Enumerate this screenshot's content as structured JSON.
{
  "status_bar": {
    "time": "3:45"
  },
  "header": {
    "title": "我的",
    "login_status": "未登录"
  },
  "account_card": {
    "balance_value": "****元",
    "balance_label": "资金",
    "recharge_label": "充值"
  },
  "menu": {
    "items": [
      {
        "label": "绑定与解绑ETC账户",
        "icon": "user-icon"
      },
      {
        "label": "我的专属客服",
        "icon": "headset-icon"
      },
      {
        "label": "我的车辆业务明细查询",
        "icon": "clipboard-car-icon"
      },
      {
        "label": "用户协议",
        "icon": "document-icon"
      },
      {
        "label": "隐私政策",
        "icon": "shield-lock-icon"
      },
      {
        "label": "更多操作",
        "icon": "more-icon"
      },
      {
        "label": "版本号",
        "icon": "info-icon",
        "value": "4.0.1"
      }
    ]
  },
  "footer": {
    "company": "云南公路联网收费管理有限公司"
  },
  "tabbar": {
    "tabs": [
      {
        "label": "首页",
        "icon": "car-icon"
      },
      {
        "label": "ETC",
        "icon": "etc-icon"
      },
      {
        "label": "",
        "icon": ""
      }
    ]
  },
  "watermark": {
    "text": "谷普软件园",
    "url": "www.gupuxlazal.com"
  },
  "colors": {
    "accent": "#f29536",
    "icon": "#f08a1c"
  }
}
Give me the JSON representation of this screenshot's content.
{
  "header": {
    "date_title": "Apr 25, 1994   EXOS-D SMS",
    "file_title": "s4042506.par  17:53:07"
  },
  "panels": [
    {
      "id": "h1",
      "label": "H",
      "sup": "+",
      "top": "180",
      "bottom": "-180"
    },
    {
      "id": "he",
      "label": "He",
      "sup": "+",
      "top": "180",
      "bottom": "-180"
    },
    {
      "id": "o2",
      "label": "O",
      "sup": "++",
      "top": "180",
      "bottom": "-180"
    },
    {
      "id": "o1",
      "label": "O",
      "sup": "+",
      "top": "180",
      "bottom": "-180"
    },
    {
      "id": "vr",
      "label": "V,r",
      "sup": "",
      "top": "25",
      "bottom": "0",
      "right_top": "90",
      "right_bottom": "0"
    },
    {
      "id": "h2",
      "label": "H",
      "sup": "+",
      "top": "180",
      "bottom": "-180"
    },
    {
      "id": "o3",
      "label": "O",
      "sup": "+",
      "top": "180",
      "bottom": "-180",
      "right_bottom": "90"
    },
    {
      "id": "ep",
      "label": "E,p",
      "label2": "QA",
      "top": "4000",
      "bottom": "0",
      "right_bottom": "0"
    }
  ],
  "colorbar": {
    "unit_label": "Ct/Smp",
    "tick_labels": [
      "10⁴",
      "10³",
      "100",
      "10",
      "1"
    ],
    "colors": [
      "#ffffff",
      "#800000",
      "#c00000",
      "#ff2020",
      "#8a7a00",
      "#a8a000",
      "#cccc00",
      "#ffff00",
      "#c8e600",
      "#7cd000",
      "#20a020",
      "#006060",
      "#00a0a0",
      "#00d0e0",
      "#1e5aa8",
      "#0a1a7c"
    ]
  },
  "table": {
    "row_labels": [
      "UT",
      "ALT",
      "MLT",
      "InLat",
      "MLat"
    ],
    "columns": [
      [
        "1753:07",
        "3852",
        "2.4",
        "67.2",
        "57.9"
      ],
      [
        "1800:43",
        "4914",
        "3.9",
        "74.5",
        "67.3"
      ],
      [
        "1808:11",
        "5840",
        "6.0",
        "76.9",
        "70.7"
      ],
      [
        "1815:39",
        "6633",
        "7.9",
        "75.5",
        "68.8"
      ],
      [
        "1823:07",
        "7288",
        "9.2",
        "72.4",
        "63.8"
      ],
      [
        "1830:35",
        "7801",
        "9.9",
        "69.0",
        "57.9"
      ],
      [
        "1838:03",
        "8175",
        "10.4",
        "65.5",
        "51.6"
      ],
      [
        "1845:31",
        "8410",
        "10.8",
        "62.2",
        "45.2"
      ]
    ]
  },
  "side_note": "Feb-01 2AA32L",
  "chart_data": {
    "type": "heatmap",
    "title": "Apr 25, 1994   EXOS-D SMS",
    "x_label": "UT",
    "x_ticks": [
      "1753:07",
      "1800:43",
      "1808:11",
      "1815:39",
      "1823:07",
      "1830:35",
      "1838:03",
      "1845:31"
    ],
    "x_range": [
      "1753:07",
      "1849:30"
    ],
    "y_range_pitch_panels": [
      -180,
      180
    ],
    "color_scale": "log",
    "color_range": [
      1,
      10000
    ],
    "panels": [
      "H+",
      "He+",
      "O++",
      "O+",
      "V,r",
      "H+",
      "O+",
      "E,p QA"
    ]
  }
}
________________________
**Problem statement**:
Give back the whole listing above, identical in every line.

**Response area**:
Enumerate this screenshot's content as structured JSON.
{
  "status_bar": {
    "time": "3:45"
  },
  "header": {
    "title": "我的",
    "login_status": "未登录"
  },
  "account_card": {
    "balance_value": "****元",
    "balance_label": "资金",
    "recharge_label": "充值"
  },
  "menu": {
    "items": [
      {
        "label": "绑定与解绑ETC账户",
        "icon": "user-icon"
      },
      {
        "label": "我的专属客服",
        "icon": "headset-icon"
      },
      {
        "label": "我的车辆业务明细查询",
        "icon": "clipboard-car-icon"
      },
      {
        "label": "用户协议",
        "icon": "document-icon"
      },
      {
        "label": "隐私政策",
        "icon": "shield-lock-icon"
      },
      {
        "label": "更多操作",
        "icon": "more-icon"
      },
      {
        "label": "版本号",
        "icon": "info-icon",
        "value": "4.0.1"
      }
    ]
  },
  "footer": {
    "company": "云南公路联网收费管理有限公司"
  },
  "tabbar": {
    "tabs": [
      {
        "label": "首页",
        "icon": "car-icon"
      },
      {
        "label": "ETC",
        "icon": "etc-icon"
      },
      {
        "label": "",
        "icon": ""
      }
    ]
  },
  "watermark": {
    "text": "谷普软件园",
    "url": "www.gupuxlazal.com"
  },
  "colors": {
    "accent": "#f29536",
    "icon": "#f08a1c"
  }
}
Give me the JSON representation of this screenshot's content.
{
  "header": {
    "date_title": "Apr 25, 1994   EXOS-D SMS",
    "file_title": "s4042506.par  17:53:07"
  },
  "panels": [
    {
      "id": "h1",
      "label": "H",
      "sup": "+",
      "top": "180",
      "bottom": "-180"
    },
    {
      "id": "he",
      "label": "He",
      "sup": "+",
      "top": "180",
      "bottom": "-180"
    },
    {
      "id": "o2",
      "label": "O",
      "sup": "++",
      "top": "180",
      "bottom": "-180"
    },
    {
      "id": "o1",
      "label": "O",
      "sup": "+",
      "top": "180",
      "bottom": "-180"
    },
    {
      "id": "vr",
      "label": "V,r",
      "sup": "",
      "top": "25",
      "bottom": "0",
      "right_top": "90",
      "right_bottom": "0"
    },
    {
      "id": "h2",
      "label": "H",
      "sup": "+",
      "top": "180",
      "bottom": "-180"
    },
    {
      "id": "o3",
      "label": "O",
      "sup": "+",
      "top": "180",
      "bottom": "-180",
      "right_bottom": "90"
    },
    {
      "id": "ep",
      "label": "E,p",
      "label2": "QA",
      "top": "4000",
      "bottom": "0",
      "right_bottom": "0"
    }
  ],
  "colorbar": {
    "unit_label": "Ct/Smp",
    "tick_labels": [
      "10⁴",
      "10³",
      "100",
      "10",
      "1"
    ],
    "colors": [
      "#ffffff",
      "#800000",
      "#c00000",
      "#ff2020",
      "#8a7a00",
      "#a8a000",
      "#cccc00",
      "#ffff00",
      "#c8e600",
      "#7cd000",
      "#20a020",
      "#006060",
      "#00a0a0",
      "#00d0e0",
      "#1e5aa8",
      "#0a1a7c"
    ]
  },
  "table": {
    "row_labels": [
      "UT",
      "ALT",
      "MLT",
      "InLat",
      "MLat"
    ],
    "columns": [
      [
        "1753:07",
        "3852",
        "2.4",
        "67.2",
        "57.9"
      ],
      [
        "1800:43",
        "4914",
        "3.9",
        "74.5",
        "67.3"
      ],
      [
        "1808:11",
        "5840",
        "6.0",
        "76.9",
        "70.7"
      ],
      [
        "1815:39",
        "6633",
        "7.9",
        "75.5",
        "68.8"
      ],
      [
        "1823:07",
        "7288",
        "9.2",
        "72.4",
        "63.8"
      ],
      [
        "1830:35",
        "7801",
        "9.9",
        "69.0",
        "57.9"
      ],
      [
        "1838:03",
        "8175",
        "10.4",
        "65.5",
        "51.6"
      ],
      [
        "1845:31",
        "8410",
        "10.8",
        "62.2",
        "45.2"
      ]
    ]
  },
  "side_note": "Feb-01 2AA32L",
  "chart_data": {
    "type": "heatmap",
    "title": "Apr 25, 1994   EXOS-D SMS",
    "x_label": "UT",
    "x_ticks": [
      "1753:07",
      "1800:43",
      "1808:11",
      "1815:39",
      "1823:07",
      "1830:35",
      "1838:03",
      "1845:31"
    ],
    "x_range": [
      "1753:07",
      "1849:30"
    ],
    "y_range_pitch_panels": [
      -180,
      180
    ],
    "color_scale": "log",
    "color_range": [
      1,
      10000
    ],
    "panels": [
      "H+",
      "He+",
      "O++",
      "O+",
      "V,r",
      "H+",
      "O+",
      "E,p QA"
    ]
  }
}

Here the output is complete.